Northern Syria cannot be called ‘Rojava’ just as Syria is not Arab, says KCK co-leader

KCK co-leader Cemil Bayik (Photo: Holly Pickett/ The Telegraph)

Speaking to Al-Monitor, Union of Communities in Kurdistan (KCK) Co-leader Cemil Bayik said that just as the Kurds object to the ethnic description in the name of the Syrian Arab Republic, the autonomous Democratic Federation of Northern Syria (DFNS) cannot be labelled “Rojava” due to its Kurdish connotation.

While Rojava is part of the federation, it is made up of Arabs, Syriacs, Circassians, Turkmen, Christians, Muslims, Yazidis and others.
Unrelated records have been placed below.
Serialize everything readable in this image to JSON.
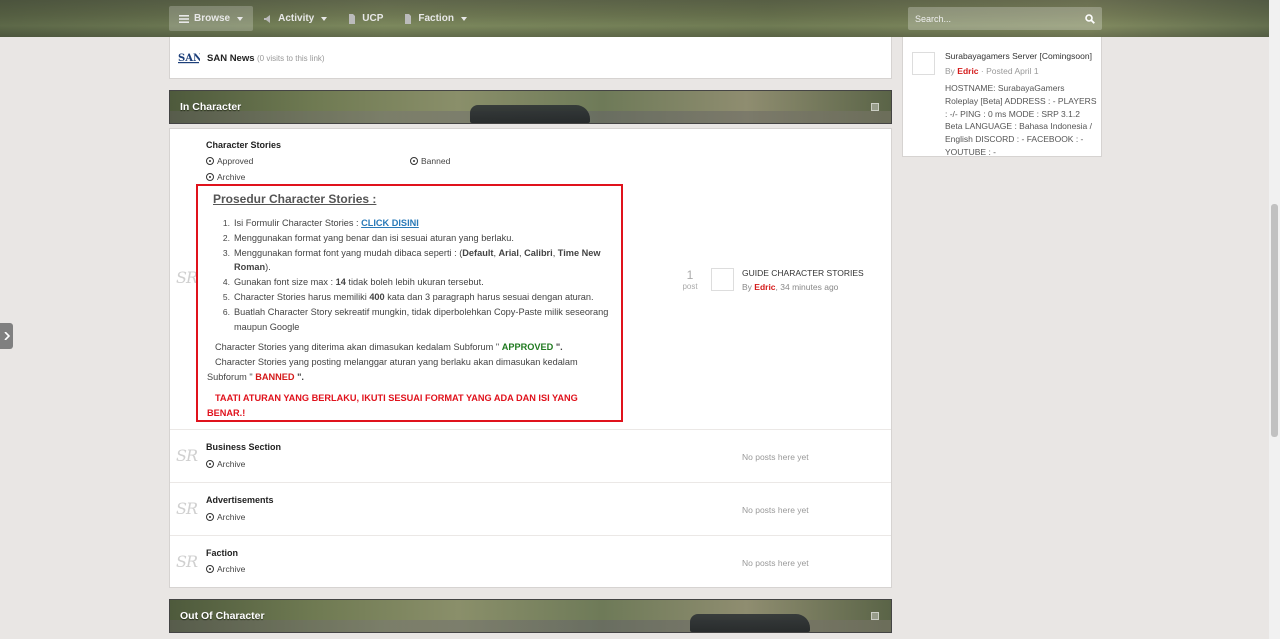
{
  "nav": {
    "browse": "Browse",
    "activity": "Activity",
    "ucp": "UCP",
    "faction": "Faction"
  },
  "search": {
    "placeholder": "Search..."
  },
  "san_news": {
    "name": "SAN News",
    "visits": "(0 visits to this link)"
  },
  "in_character": {
    "title": "In Character",
    "character_stories": {
      "name": "Character Stories",
      "subforums": [
        "Approved",
        "Banned",
        "Archive"
      ],
      "procedure_title": "Prosedur Character Stories :",
      "items": [
        {
          "num": "1.",
          "text": "Isi Formulir Character Stories : ",
          "link": "CLICK DISINI"
        },
        {
          "num": "2.",
          "text": "Menggunakan format yang benar dan isi sesuai aturan yang berlaku."
        },
        {
          "num": "3.",
          "pre": "Menggunakan format font yang mudah dibaca seperti : (",
          "fonts": [
            "Default",
            "Arial",
            "Calibri",
            "Time New Roman"
          ],
          "post": ")."
        },
        {
          "num": "4.",
          "pre": "Gunakan font size max : ",
          "bold": "14",
          "post": " tidak boleh lebih ukuran tersebut."
        },
        {
          "num": "5.",
          "pre": "Character Stories harus memiliki ",
          "bold": "400",
          "post": " kata dan 3 paragraph harus sesuai dengan aturan."
        },
        {
          "num": "6.",
          "text": "Buatlah Character Story sekreatif mungkin, tidak diperbolehkan Copy-Paste milik seseorang maupun Google"
        }
      ],
      "approved_pre": "Character Stories yang diterima akan dimasukan kedalam Subforum \" ",
      "approved_word": "APPROVED",
      "approved_post": " \".",
      "banned_pre": "Character Stories yang posting melanggar aturan yang berlaku akan dimasukan kedalam Subforum \" ",
      "banned_word": "BANNED",
      "banned_post": " \".",
      "warning": "TAATI ATURAN YANG BERLAKU, IKUTI SESUAI FORMAT YANG ADA DAN ISI YANG BENAR.!",
      "post_count": "1",
      "post_label": "post",
      "last_post_title": "GUIDE CHARACTER STORIES",
      "last_post_by": "By ",
      "last_post_author": "Edric",
      "last_post_time": ", 34 minutes ago"
    },
    "business": {
      "name": "Business Section",
      "sub": "Archive",
      "noposts": "No posts here yet"
    },
    "advertisements": {
      "name": "Advertisements",
      "sub": "Archive",
      "noposts": "No posts here yet"
    },
    "faction": {
      "name": "Faction",
      "sub": "Archive",
      "noposts": "No posts here yet"
    }
  },
  "out_of_character": {
    "title": "Out Of Character"
  },
  "sidebar": {
    "title": "Surabayagamers Server [Comingsoon]",
    "by": "By ",
    "author": "Edric",
    "posted": " · Posted April 1",
    "body": "HOSTNAME: SurabayaGamers Roleplay [Beta] ADDRESS : -    PLAYERS : -/- PING : 0 ms MODE : SRP 3.1.2 Beta LANGUAGE : Bahasa Indonesia / English DISCORD : - FACEBOOK : - YOUTUBE : -"
  },
  "forum_icon_text": "SR",
  "colors": {
    "accent_red": "#d41a1a",
    "approved_green": "#1f7a1f",
    "link_blue": "#2a7ab8",
    "highlight_box": "#e0121c"
  }
}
“There are also many Arab cities within the DFNS. For instance, there is Shaddadah, Hol and other cities and districts. From this aspect, adding Rojava to DFNS caused wrong impressions. The removal of Rojava from there does not mean denial and removal of the existence of Rojava because DFNS includes Rojava too,” Bayik explained.

He stressed that the approach of the Kurdistan Workers’ Party (PKK), which is part of the umbrella organisation KCK, together with the Syrian Democratic Union Party (PYD) as well as other groups and parties, is not nationalist in character but confederal.
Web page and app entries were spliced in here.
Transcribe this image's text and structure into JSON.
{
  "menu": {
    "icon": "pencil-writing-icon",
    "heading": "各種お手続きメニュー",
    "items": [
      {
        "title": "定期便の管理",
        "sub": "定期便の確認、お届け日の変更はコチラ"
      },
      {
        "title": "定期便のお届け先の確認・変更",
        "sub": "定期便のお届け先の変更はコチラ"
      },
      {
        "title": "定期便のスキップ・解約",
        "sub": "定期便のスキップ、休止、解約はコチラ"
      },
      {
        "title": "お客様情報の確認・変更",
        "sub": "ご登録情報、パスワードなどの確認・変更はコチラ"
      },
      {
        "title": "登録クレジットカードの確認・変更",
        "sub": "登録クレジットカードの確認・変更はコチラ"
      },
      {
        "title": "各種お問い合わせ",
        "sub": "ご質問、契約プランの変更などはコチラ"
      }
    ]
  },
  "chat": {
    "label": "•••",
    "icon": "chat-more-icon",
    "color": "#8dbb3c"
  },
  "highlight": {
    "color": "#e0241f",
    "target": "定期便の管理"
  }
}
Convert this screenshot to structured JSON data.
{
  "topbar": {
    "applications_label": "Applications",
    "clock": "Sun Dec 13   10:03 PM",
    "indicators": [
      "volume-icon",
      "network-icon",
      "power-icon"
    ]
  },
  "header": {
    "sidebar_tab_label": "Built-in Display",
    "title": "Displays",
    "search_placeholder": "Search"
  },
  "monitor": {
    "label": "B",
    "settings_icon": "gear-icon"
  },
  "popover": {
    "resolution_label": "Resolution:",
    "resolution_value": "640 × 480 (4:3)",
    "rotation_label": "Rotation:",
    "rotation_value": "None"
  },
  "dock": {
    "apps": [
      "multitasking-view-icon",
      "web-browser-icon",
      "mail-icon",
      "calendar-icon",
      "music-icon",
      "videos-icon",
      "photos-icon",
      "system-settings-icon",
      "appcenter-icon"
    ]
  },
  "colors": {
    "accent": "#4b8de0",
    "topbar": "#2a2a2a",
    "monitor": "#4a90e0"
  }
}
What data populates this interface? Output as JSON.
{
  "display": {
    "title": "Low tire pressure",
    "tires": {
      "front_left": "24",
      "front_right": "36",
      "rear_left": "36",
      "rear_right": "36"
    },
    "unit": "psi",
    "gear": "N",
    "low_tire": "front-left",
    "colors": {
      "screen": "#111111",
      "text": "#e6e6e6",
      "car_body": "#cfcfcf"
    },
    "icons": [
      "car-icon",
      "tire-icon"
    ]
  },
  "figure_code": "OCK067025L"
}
“If DFNS becomes a political entity based on the vision of Abdullah Ocalan, then it will be organised as a democratic society where women, men and all communities live and organise their lives in a coexisting society.”

The KCK co-leader downplayed claims that the Kurdish dominated region in Norther Syria would become an energy line to the Mediterranean Sea and that this would be the main reason behind the staunch opposition to the federation by Turkey, Qatar and Saudi Arabia.

“Kurds have no aim in taking control of any energy corridors. While the Kurds want a fair distribution of the energy revenues, they are ultimately seeking a peaceful solution to the Kurdish issue,” he said stressing that while energy could be a main factor, the Turkish government first and foremost opposes the rights of the Kurds.

Bayik also said that a solution to the Kurdish question would be impossible if the Syrian government maintained the approach of the previous Baath regime.

“However, if the regime undergoes democratic changes and adopts a democratic platform for the future of Syria, then we can argue there is a change. If it happens, then a possibility of reaching a solution will emerge,” the KCK co-leader said.

Bayik also said that a “no” in the referendum would “halt the hegemonic trend, benefit Turkey’s democratisation and could create new opportunities for a peaceful solution to the Kurdish .”